● **GOAL OF THE EXERCISE**: Wherever a line of the data contains "JSON", copy that line.

:: DATA IN THIS EXERCISE ::

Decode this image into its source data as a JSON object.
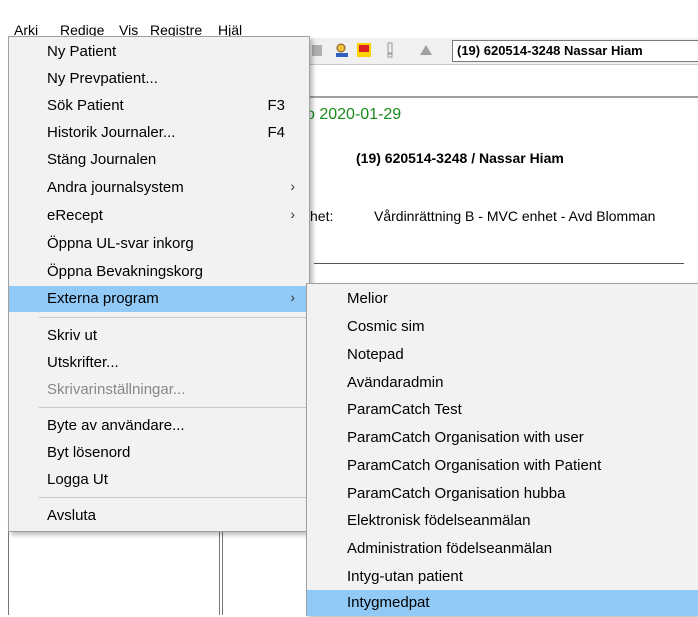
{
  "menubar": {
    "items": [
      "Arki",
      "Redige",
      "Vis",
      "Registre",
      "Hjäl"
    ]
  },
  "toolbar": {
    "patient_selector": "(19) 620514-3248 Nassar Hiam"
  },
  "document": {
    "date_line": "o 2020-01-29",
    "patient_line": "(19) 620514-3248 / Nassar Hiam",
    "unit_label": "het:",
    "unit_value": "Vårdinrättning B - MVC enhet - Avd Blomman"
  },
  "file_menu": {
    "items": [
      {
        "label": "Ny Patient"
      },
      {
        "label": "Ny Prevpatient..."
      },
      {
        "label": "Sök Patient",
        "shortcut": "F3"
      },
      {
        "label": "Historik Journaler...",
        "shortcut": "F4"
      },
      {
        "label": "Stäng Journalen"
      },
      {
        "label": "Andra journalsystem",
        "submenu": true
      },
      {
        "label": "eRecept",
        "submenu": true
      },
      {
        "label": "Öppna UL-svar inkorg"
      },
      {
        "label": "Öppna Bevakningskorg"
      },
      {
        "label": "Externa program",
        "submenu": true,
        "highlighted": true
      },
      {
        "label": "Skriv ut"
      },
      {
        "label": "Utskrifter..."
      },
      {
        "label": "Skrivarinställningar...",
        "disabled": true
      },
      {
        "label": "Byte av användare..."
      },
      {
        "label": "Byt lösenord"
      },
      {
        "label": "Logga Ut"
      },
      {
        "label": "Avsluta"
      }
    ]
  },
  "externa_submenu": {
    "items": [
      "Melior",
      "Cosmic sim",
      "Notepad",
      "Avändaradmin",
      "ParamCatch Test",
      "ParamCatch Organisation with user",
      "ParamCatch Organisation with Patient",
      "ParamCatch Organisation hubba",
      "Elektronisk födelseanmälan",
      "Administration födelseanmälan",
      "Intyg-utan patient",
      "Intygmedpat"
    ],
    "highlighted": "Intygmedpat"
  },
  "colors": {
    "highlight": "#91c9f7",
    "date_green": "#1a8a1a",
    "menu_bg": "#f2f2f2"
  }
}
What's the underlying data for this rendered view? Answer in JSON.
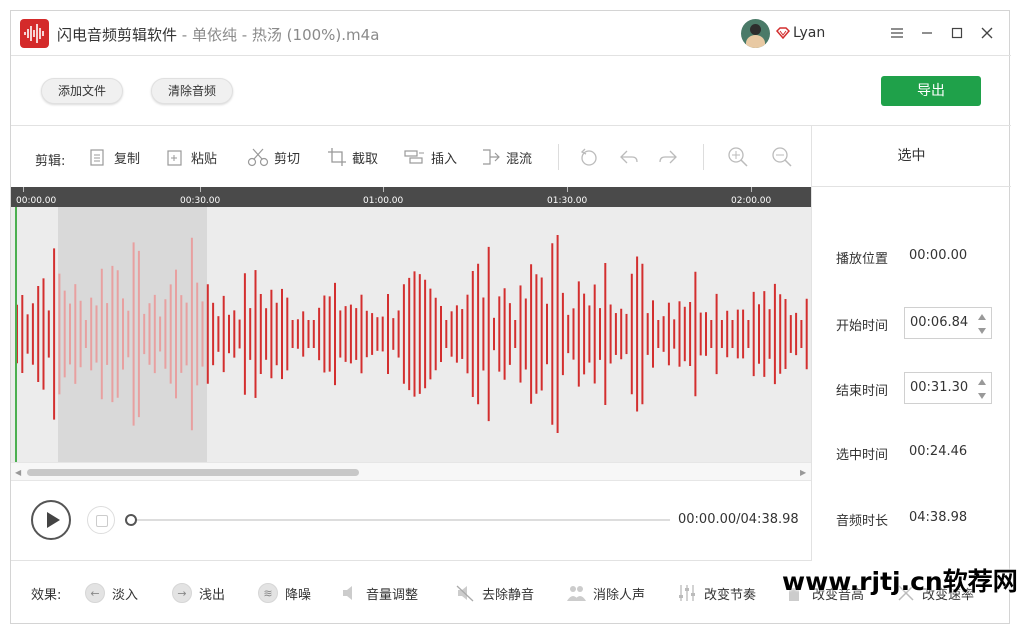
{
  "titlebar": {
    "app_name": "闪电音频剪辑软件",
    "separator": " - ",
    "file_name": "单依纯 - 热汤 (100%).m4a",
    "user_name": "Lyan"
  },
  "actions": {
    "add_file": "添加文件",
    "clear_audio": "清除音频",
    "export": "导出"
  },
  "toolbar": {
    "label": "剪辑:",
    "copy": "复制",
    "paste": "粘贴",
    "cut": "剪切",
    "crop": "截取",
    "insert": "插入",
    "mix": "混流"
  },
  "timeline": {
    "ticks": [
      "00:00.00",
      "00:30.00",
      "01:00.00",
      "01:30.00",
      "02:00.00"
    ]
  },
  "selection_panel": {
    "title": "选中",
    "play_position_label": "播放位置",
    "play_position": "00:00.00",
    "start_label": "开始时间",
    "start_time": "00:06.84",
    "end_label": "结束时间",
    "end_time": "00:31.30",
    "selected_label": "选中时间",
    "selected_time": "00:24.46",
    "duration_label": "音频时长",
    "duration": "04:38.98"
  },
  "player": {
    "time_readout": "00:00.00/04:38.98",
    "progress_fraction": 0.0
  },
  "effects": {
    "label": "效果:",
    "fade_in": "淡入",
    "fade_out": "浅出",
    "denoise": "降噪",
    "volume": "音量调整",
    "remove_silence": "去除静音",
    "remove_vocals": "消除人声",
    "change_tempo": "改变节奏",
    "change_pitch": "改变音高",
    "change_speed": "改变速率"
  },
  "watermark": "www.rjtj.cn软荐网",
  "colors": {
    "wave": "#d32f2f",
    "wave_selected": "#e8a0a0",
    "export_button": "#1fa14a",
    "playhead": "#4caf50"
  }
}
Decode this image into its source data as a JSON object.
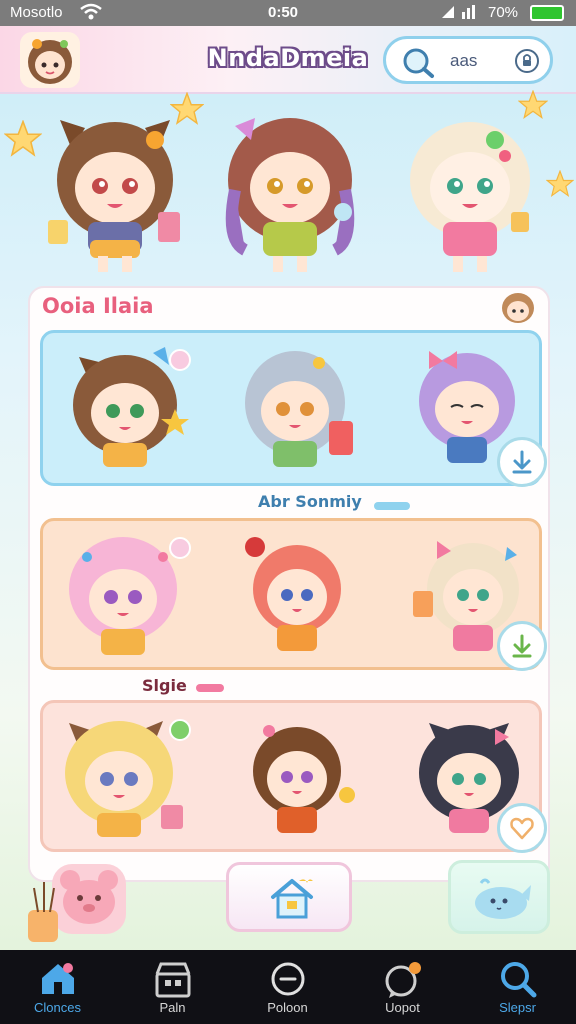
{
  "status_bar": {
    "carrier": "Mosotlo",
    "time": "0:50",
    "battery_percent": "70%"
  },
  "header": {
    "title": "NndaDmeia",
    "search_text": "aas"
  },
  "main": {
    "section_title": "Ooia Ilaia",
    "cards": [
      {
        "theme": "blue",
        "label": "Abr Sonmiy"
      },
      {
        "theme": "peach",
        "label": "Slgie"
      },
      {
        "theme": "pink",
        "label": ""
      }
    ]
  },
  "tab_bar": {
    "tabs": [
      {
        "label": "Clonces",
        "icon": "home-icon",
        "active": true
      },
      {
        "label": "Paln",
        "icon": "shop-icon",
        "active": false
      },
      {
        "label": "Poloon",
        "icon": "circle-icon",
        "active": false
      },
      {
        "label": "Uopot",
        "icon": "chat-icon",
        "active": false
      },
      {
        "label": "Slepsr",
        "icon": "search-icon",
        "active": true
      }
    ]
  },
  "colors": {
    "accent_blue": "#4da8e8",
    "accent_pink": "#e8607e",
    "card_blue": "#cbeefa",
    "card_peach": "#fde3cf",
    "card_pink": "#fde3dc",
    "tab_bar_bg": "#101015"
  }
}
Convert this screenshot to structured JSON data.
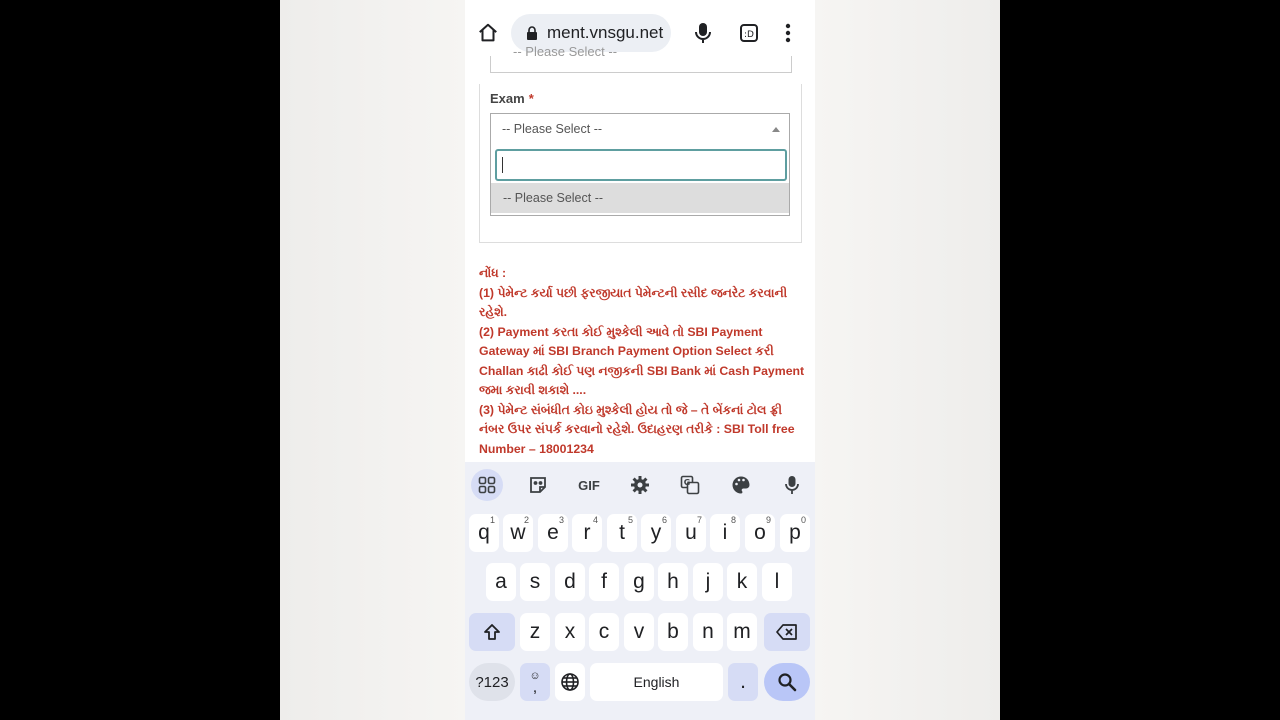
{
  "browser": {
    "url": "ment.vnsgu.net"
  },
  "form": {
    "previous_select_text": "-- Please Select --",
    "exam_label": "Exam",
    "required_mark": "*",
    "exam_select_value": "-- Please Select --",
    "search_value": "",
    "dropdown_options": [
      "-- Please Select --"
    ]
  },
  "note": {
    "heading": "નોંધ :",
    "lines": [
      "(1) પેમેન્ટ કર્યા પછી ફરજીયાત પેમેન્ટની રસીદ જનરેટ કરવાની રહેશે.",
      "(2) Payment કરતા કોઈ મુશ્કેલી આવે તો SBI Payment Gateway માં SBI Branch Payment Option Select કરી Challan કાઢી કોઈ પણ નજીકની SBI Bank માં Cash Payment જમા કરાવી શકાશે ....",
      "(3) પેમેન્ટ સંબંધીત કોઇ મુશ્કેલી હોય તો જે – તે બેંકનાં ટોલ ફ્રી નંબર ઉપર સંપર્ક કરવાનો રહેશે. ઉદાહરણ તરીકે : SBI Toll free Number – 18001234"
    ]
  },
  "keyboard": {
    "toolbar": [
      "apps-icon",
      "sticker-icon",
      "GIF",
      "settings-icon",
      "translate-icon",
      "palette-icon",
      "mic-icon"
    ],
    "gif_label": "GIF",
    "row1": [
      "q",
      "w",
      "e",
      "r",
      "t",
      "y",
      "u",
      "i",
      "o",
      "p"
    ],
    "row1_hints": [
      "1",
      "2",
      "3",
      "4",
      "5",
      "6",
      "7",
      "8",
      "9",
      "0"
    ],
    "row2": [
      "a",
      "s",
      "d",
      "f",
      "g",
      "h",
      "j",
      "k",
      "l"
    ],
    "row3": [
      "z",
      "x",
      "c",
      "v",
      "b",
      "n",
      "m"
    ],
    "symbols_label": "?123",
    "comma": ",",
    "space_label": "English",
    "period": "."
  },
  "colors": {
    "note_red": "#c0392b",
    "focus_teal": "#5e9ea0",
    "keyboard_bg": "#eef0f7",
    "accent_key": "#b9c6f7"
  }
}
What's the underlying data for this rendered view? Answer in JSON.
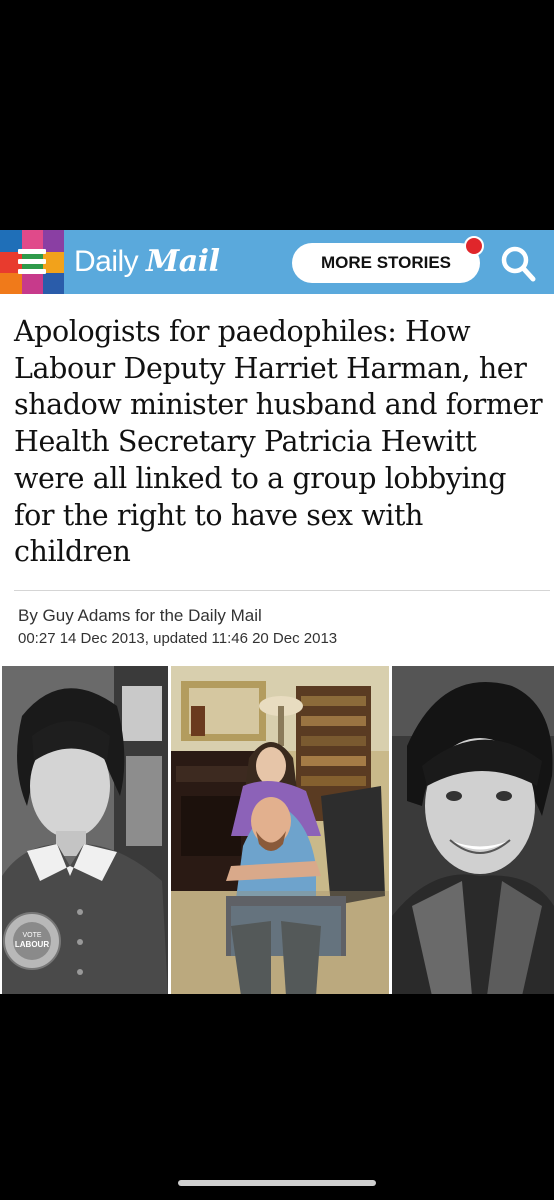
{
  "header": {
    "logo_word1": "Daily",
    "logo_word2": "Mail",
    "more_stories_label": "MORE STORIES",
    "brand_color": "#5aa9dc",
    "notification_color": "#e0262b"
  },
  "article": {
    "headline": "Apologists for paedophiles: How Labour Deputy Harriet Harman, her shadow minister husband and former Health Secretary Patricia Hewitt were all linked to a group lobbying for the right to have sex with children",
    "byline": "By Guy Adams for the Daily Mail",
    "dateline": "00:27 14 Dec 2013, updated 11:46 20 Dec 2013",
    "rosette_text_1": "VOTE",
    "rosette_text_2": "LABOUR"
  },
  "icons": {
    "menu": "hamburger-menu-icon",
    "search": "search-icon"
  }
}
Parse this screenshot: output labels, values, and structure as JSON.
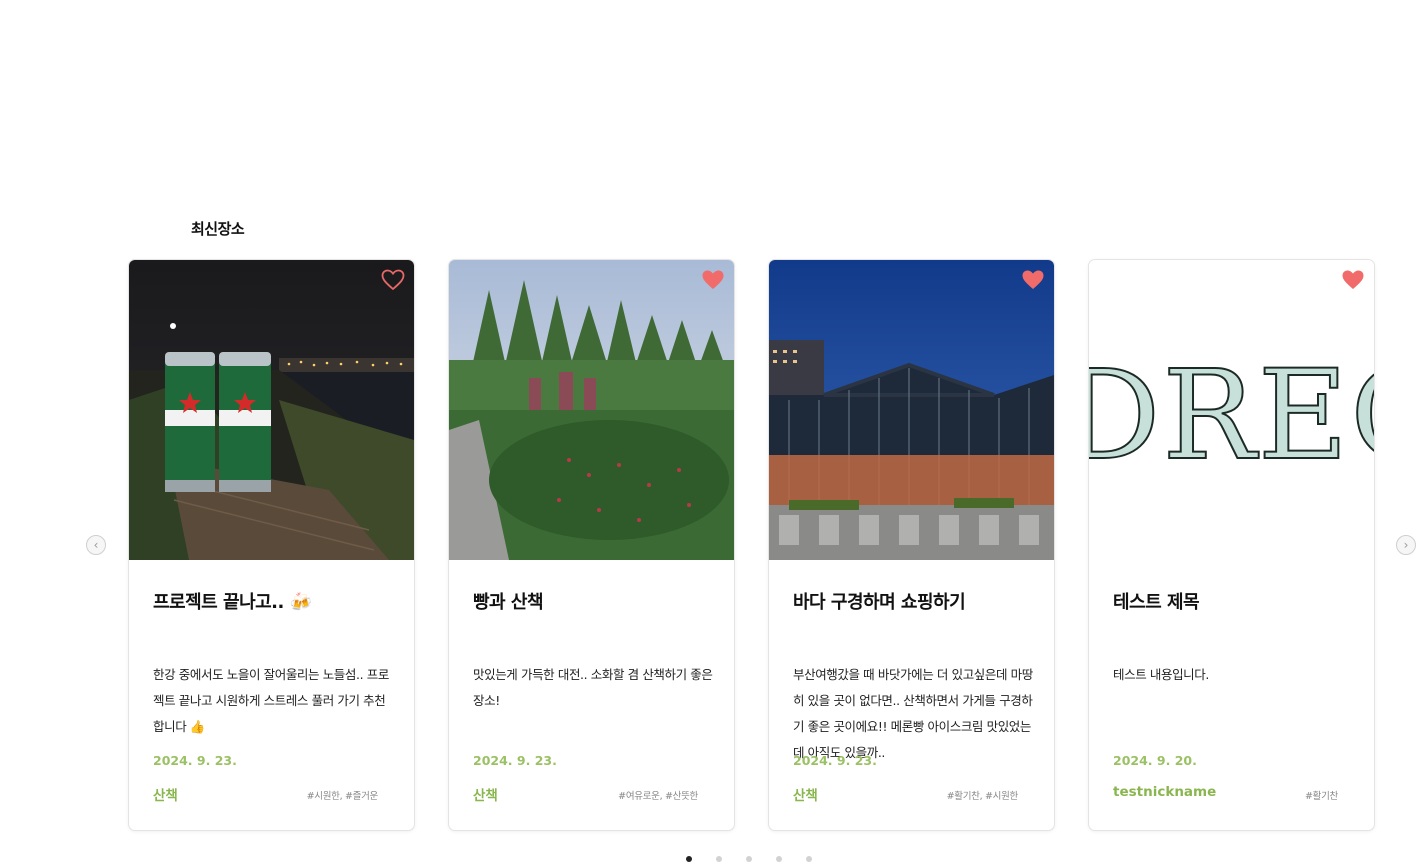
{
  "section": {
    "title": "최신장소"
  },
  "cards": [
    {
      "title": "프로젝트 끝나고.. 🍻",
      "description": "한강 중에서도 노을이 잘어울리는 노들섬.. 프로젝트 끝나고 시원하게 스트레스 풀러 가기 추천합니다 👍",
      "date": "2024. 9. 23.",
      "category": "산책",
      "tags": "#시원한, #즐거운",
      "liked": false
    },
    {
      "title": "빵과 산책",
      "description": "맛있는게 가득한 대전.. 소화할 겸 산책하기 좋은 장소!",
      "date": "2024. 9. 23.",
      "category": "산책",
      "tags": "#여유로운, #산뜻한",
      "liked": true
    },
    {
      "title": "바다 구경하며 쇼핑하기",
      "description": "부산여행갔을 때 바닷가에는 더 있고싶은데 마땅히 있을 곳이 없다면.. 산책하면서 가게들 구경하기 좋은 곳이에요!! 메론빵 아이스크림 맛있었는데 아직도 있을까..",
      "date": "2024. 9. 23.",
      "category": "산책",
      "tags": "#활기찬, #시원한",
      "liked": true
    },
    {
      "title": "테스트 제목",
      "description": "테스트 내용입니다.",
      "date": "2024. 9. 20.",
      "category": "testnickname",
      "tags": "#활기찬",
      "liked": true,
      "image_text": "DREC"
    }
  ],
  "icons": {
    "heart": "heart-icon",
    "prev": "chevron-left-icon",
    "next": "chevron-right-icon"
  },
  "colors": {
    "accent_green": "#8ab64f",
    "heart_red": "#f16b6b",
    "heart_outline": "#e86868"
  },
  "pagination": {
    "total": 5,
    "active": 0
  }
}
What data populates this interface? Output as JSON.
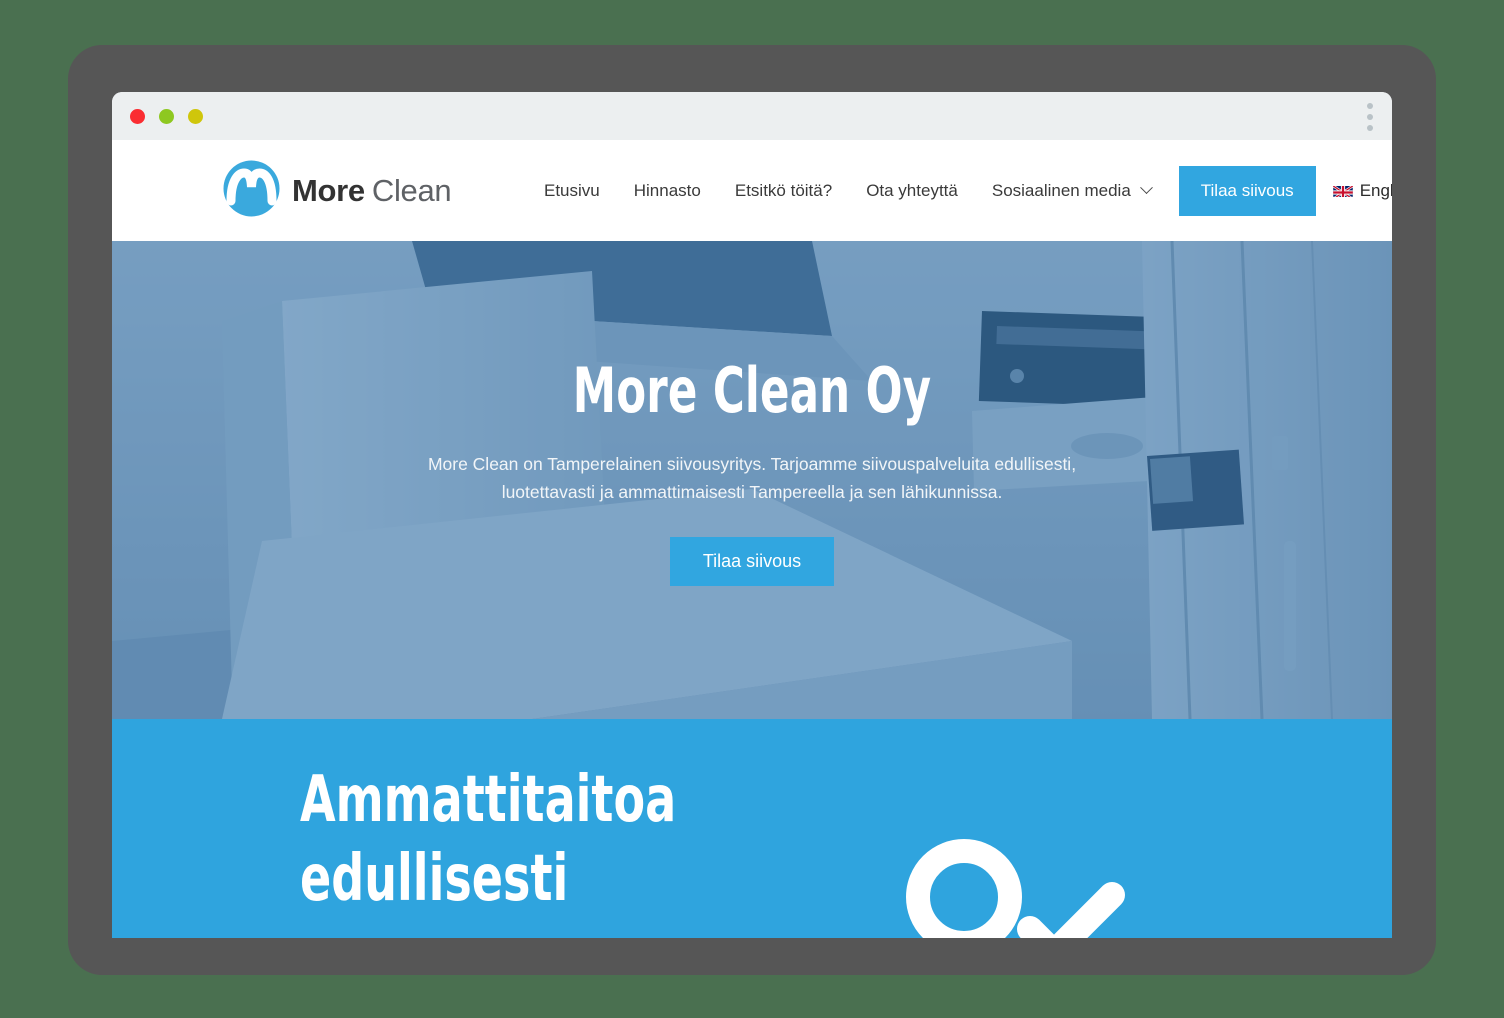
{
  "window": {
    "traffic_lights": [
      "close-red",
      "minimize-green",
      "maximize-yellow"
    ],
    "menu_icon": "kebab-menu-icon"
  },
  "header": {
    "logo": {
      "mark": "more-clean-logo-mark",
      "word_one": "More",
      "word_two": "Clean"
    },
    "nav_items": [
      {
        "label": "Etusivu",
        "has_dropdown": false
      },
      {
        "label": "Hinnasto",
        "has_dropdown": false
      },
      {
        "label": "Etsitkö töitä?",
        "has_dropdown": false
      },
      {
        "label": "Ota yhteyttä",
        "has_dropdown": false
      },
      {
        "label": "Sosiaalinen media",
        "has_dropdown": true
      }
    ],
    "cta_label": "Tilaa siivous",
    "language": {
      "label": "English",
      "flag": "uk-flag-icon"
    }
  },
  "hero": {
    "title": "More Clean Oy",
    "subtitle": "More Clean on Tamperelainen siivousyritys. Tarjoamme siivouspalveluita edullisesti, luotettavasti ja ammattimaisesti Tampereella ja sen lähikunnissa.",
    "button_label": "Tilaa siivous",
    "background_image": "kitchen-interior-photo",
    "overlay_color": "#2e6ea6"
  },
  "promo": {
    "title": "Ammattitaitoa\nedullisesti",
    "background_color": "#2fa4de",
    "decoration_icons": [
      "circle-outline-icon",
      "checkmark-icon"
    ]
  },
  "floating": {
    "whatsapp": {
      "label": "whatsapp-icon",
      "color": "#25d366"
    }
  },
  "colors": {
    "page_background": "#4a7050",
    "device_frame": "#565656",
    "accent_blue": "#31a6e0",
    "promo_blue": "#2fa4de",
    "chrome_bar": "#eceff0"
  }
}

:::

● **ANSWER TO THIS TASK**:
Decode this image into its source data as a JSON object.
What's the underlying data for this rendered view? Answer in JSON.
Decode this image into its source data as a JSON object.
Convert this screenshot to structured JSON data.
What's the underlying data for this rendered view? Answer in JSON.
Parse this screenshot: output labels, values, and structure as JSON.
What data populates this interface? Output as JSON.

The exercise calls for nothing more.